Work instructions. Filter these entries down to the lines that hold the word "order", and show each of them.

[Data items]

== Segment start ==

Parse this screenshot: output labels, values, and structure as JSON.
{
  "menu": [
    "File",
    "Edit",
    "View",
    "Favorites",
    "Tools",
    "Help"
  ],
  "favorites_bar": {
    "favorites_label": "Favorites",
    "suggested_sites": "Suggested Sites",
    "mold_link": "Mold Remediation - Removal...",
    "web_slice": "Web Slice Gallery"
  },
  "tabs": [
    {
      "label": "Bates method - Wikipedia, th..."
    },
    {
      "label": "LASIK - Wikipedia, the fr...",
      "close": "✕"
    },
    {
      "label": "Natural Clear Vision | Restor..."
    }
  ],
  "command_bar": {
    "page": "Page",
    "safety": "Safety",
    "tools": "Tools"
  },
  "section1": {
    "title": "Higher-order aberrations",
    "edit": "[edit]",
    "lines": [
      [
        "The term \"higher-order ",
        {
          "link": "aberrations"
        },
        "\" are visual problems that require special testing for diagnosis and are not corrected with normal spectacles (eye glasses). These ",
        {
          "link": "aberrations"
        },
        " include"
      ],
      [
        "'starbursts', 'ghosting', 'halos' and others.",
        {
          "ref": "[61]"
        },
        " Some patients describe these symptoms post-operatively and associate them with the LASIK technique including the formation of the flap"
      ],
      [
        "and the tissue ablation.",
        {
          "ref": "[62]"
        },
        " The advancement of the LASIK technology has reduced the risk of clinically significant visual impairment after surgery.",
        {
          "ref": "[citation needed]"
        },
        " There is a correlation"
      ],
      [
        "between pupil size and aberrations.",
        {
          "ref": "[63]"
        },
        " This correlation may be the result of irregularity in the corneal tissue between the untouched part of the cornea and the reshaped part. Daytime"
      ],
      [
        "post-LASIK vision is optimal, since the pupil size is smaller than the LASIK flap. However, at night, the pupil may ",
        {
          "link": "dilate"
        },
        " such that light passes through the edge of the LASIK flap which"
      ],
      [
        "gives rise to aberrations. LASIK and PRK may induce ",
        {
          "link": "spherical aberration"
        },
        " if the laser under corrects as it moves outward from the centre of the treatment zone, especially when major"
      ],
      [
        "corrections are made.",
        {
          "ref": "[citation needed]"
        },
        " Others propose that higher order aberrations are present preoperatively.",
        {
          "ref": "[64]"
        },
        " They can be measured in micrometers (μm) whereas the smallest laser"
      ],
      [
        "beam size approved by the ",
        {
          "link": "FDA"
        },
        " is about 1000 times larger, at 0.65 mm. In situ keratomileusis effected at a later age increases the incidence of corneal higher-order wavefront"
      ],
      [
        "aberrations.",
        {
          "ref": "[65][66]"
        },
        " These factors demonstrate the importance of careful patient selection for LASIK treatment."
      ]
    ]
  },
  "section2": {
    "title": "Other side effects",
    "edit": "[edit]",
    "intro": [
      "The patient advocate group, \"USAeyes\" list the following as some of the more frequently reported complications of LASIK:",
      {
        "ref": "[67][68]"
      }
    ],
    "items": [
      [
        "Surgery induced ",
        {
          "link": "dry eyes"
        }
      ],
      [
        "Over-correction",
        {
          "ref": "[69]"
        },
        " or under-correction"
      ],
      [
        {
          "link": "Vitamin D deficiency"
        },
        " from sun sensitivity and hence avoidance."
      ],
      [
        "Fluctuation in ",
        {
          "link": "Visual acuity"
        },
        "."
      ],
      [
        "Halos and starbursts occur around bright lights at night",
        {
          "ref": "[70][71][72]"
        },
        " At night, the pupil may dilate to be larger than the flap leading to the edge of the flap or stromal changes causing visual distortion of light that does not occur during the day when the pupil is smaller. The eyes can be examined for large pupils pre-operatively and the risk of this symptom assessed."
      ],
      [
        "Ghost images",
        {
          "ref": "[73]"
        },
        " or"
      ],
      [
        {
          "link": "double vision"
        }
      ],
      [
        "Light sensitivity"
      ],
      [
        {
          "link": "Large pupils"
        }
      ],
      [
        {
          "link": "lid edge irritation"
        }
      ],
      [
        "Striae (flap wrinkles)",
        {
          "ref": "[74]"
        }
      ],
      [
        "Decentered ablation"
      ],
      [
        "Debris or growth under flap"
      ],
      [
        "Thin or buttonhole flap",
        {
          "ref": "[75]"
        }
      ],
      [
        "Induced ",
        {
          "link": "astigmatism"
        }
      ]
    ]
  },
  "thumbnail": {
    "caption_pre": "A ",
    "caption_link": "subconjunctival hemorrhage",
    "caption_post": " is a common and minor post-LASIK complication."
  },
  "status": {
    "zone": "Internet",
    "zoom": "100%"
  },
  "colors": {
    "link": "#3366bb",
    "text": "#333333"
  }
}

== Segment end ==
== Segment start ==

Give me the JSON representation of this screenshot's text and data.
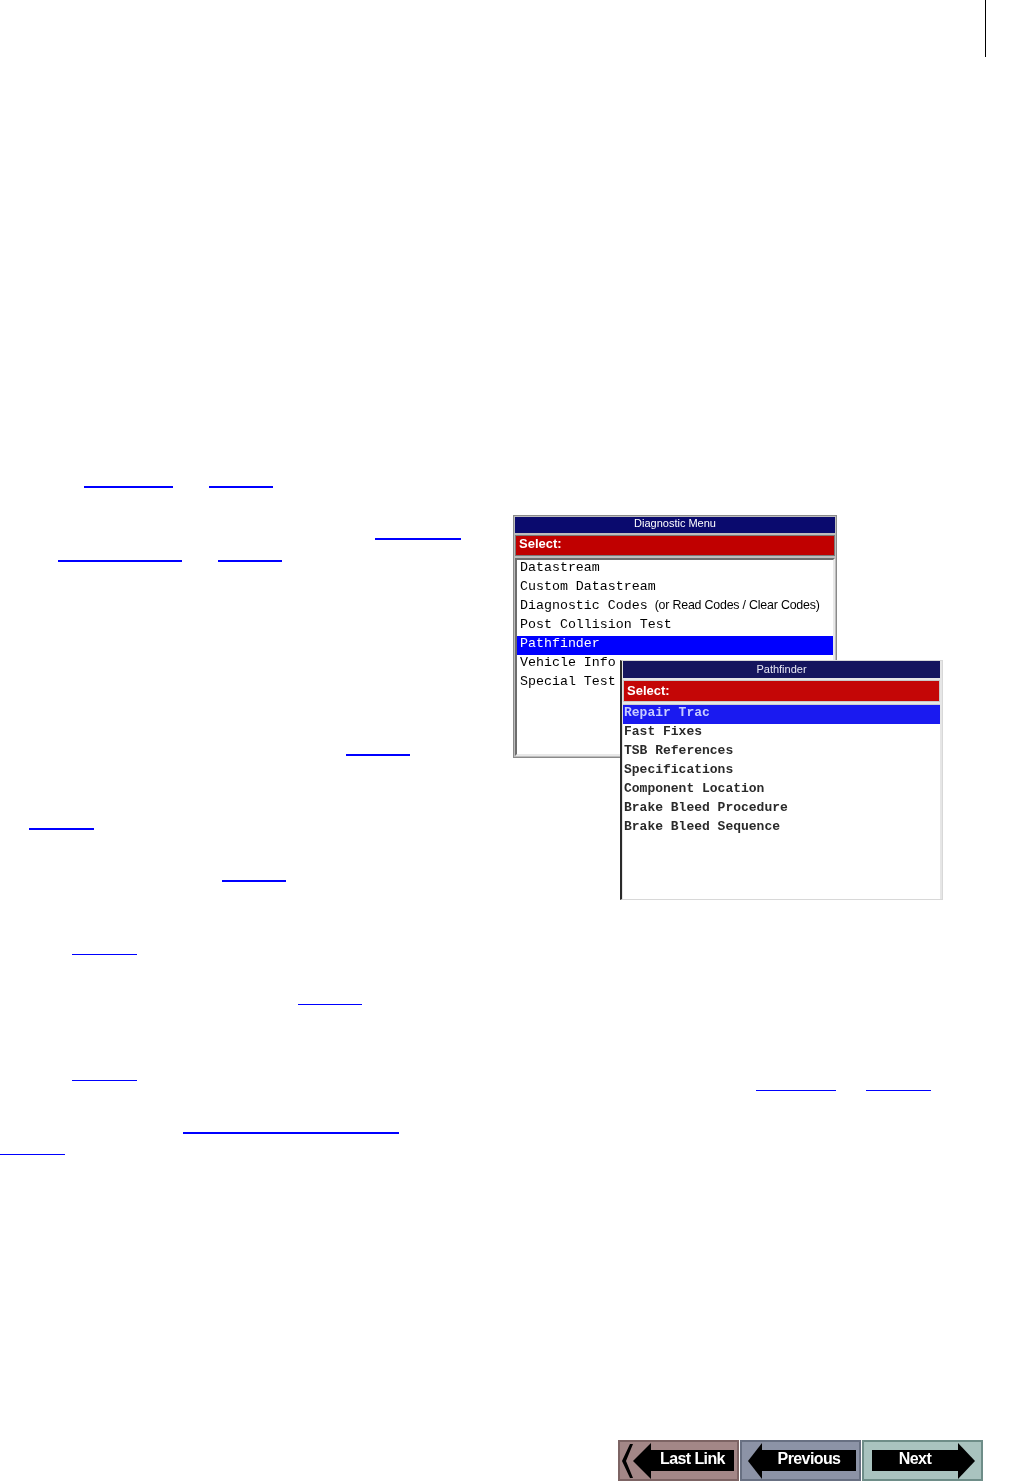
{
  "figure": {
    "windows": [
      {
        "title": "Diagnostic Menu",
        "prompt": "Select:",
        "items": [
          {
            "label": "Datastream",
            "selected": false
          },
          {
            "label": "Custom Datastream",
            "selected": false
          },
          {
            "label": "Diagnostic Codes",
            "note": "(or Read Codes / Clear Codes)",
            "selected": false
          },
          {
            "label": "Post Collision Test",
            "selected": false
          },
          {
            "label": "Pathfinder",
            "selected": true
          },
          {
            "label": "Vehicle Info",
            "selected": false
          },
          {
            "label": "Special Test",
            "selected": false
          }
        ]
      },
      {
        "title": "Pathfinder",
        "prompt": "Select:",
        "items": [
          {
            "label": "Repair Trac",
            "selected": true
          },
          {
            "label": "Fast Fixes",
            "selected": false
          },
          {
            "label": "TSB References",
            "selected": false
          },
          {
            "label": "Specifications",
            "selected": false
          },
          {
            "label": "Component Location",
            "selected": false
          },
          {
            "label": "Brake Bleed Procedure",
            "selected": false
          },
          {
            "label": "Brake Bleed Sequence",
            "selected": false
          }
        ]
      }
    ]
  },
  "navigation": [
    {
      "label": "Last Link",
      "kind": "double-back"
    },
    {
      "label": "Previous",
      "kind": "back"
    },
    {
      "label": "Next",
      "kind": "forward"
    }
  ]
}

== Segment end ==

Answer to this exercise.
    "title": "Higher-order aberrations",
        "The term \"higher-order ",
        " Others propose that higher order aberrations are present preoperatively.",
        " is about 1000 times larger, at 0.65 mm. In situ keratomileusis effected at a later age increases the incidence of corneal higher-order wavefront"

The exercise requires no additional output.